Stunt philanthropist and YouTube’s second-most popular creator MrBeast teamed up with ophthalmologist Jeff Levenson to give 1,000 people free cataract surgery last year. The video of the event, which the YouTuber released earlier this year, inspired 766 people to donate $400,000 to SEE International, a non-profit providing eyecare and low-cost cataract surgery around the world.
Most people seemed to like the video for what it was — a wholesome story about people using their wealth and knowledge to help sick people. Others, however, claimed Levenson and MrBeast were ableist, or believe disabled people are less valuable than non-disabled people.
Critics’ position stems from the fundamentally flawed idea that disabilities are part of someone’s immutable identity. By healing or celebrating a person’s healing from disabilities, the argument goes, people are implying a disabled person isn’t valuable until they’re healed.
“The biggest problem with wanting to ‘cure’ blindness is that it reinforces a moral superiority of sorts by those without disability over those who are disabled,” journalist Steven Aquino explains critics’ argument in a TechCrunch article disparaging the video. Aquino further claims the video was made “for abled people to feel good about themselves and about disabled people striving to become more like them — more normal.”
Aquino’s argument is nonsensical. Not only does he impugn the motives of those helping people by restoring their vision, but he’s also claiming that all “abled” people think they are “morally superior” to people with disabilities. Neither of these claims are based in any kind of statistical, anecdotal or theological fact.
More broadly, Aquino and video critic’s falsely link disability, identity and morality in ways that confuse concern for human life with judgement.
Our identities are made up of the immutable characteristics Christ creates us with, like our sex. Disabilities can’t be part of our identities because they’re products of living in a fallen world — a distortion of the way God created people, rather than something he created people with.
Unlike our disabilities, our value as human beings is cemented in our identities. Each person is valuable because God creates us in His image, which means no physical, spiritual or mental ailment can detract from our worth.

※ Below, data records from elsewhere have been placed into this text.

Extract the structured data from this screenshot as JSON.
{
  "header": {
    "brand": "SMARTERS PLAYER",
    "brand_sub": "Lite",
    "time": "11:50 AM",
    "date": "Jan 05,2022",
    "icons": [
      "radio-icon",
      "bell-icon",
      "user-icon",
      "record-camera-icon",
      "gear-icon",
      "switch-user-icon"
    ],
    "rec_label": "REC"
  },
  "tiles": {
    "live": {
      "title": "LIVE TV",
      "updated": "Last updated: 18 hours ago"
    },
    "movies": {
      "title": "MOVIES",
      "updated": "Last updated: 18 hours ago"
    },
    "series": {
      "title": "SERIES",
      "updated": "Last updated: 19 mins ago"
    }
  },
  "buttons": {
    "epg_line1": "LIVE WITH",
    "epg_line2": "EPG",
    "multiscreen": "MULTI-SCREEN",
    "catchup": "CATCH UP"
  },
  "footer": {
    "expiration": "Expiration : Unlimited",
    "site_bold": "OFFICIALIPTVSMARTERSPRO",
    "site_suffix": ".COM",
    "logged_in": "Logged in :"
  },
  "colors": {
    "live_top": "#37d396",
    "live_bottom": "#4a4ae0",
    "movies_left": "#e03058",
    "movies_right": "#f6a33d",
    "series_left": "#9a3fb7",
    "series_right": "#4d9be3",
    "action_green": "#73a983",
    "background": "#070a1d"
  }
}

In the same way, disabilities don’t have any bearing on our moral standing. I wouldn’t feel morally superior to a person who can’t walk because disabilities are part-and-parcel of our fallen world, not a reflection on someone’s character.
Because disabilities don’t have any bearing on someone’s value or moral character, it’s not judgmental or belittling to heal and advocate for the healing of disabilities — it’s an essential function of loving our neighbor.
Though it may seem silly to say, it bears repeating: disabilities are not good for people. They are result of living in a sinful world and reduce people’s quality of life.
Deafness and blindness, as common examples, often decrease people’s independence, ability to communicate, financial stability and physical safety — especially if these disabilities develop later in life.
This was especially true when Jesus was alive — which is why healing physical and spiritual disabilities was a key part of His ministry on Earth.
Acknowledging these facts does not mean disabled people aren’t valuable and can’t live fulfilled, rich lives; God frequently works through our physical, mental and spiritual infirmities to His glory. Nor does healing people’s disabilities — like MrBeast and Levenson — mean forcing people to get treatment they don’t want.
It does, however, mean Christians have a responsibility to heal disabilities — be it through prayer, supporting doctors and qualified professionals or doing the healing yourself. Be confident in following the Bible and Jesus’ example, because the kind of criticism leveled above is based in neither theological nor logical fact.